Productivity costs associated with arthritis and other musculoskeletal conditions alone were estimated to cost the economy more than $7.4 billion in 2012.
The annual cost of pelvic pain alone in Australia is $6 billion. It affects 5% of girls and women and equates to 11 hours of productivity a week.
Early intervention and adoption of evidence-based treatment could halve the economic cost of chronic pain, estimated at $34 billion.
Less than 10% of people with chronic non-cancer pain gain access to effective care, despite the fact that current knowledge would allow 80% to be treated effectively, if there was adequate access to pain services.
Patients face long waiting times to access multidisciplinary pain services in public hospitals—frequently more than a year—resulting in deterioration in quality of life and reduction in ability to return to work.
Lack of access to services is especially critical in rural, regional and remote areas and indigenous communities.
The Faculty of Pain Medicine of the Australian and New Zealand College of Anaesthetists reports that there are only 275 pain medicine specialists practicing in Australia and they are unable to meet the needs of 20% of the population. Twice as many palliative care physicians are trained every year compared with pain specialists.
There are only 12 paediatric pain specialists in the whole of Australia, and some jurisdictions have none at all.
There are only six dedicated multidisciplinary paediatric pain services in Australia and only one of these in a regional centre.
As chronic pain is invisible, sufferers can feel misunderstood and stigmatised, by co-workers, friends, family and even the medical profession.
When someone with a chronic pain condition does not meet health professionals’ expectations of what constitutes an illness, their condition is often not taken seriously and their personal legitimacy is compromised.
People with chronic pain can lose their status within the community and experience discrimination in many areas of their lives, including being able to access health care, education, income and income support.
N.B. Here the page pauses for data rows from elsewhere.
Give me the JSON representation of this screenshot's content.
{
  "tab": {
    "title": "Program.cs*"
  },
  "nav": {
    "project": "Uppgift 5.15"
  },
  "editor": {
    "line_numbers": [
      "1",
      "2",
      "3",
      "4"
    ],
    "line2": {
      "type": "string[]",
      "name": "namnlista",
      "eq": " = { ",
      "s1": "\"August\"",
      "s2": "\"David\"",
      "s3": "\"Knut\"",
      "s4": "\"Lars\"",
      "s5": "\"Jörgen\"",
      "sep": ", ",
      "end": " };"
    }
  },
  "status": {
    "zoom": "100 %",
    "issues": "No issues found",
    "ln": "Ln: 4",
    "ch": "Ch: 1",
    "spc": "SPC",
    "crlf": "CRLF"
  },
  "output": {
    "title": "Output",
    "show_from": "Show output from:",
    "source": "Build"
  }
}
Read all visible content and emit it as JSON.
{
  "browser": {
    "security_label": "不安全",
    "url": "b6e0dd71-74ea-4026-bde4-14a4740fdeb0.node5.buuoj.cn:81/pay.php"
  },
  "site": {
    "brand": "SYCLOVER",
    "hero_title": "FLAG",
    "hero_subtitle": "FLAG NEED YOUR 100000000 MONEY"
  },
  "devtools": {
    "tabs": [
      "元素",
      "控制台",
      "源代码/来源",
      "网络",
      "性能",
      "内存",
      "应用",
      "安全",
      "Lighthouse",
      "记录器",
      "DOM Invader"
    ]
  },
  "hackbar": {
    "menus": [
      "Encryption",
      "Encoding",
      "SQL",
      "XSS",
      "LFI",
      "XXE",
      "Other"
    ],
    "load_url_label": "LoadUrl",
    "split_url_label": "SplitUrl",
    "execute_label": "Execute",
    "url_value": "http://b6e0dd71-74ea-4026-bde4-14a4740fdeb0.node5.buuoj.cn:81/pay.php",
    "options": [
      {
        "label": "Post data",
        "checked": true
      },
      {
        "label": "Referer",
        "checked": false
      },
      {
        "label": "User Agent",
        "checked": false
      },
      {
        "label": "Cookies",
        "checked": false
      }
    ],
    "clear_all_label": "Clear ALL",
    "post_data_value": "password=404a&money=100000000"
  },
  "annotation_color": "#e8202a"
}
Most insidious of all is their loss of voice.
Common challenges faced by people with chronic pain are decreased enjoyment of normal activities, loss of function, role change and relationship difficulties.
One in five Australian adults with severe or very severe pain also suffer depression or other mood disorders.
One in three Australian adults with severe or very severe pain have high or very high levels of psychological distress.
There are high rates of generalised anxiety disorder, post-traumatic stress disorder and substance misuse.
There are high levels of suicide ideation, plans and attempts in people with chronic pain, and physical health problems have been implicated in 21% of suicides in Australia.
If you need to speak to someone now, please call Lifeline 13 11 14.